- [Work instruction] Go through the entries below and copy every line that holds the word "Thuppari".

- [Input data]
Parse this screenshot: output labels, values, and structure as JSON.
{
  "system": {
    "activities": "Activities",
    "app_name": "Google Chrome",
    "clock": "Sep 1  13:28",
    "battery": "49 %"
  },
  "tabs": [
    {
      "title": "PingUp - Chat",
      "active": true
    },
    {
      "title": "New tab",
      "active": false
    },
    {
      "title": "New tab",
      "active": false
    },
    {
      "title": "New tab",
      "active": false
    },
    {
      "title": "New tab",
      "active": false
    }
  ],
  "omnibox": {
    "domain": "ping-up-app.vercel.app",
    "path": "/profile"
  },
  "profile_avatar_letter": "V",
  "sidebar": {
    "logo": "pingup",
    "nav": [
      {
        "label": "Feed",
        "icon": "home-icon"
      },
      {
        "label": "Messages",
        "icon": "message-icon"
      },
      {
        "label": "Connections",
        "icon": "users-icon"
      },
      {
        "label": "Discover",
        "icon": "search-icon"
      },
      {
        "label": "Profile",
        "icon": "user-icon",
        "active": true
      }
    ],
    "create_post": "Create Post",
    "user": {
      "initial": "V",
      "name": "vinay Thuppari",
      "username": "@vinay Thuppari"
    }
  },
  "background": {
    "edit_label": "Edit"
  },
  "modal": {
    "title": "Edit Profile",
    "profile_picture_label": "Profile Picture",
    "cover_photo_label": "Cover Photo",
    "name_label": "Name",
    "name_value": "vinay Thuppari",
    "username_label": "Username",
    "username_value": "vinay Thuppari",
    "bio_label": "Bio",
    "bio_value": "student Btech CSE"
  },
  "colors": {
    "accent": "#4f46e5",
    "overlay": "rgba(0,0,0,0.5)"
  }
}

- [Your solution]
      "name": "vinay Thuppari",
      "username": "@vinay Thuppari"
    "name_value": "vinay Thuppari",
    "username_value": "vinay Thuppari",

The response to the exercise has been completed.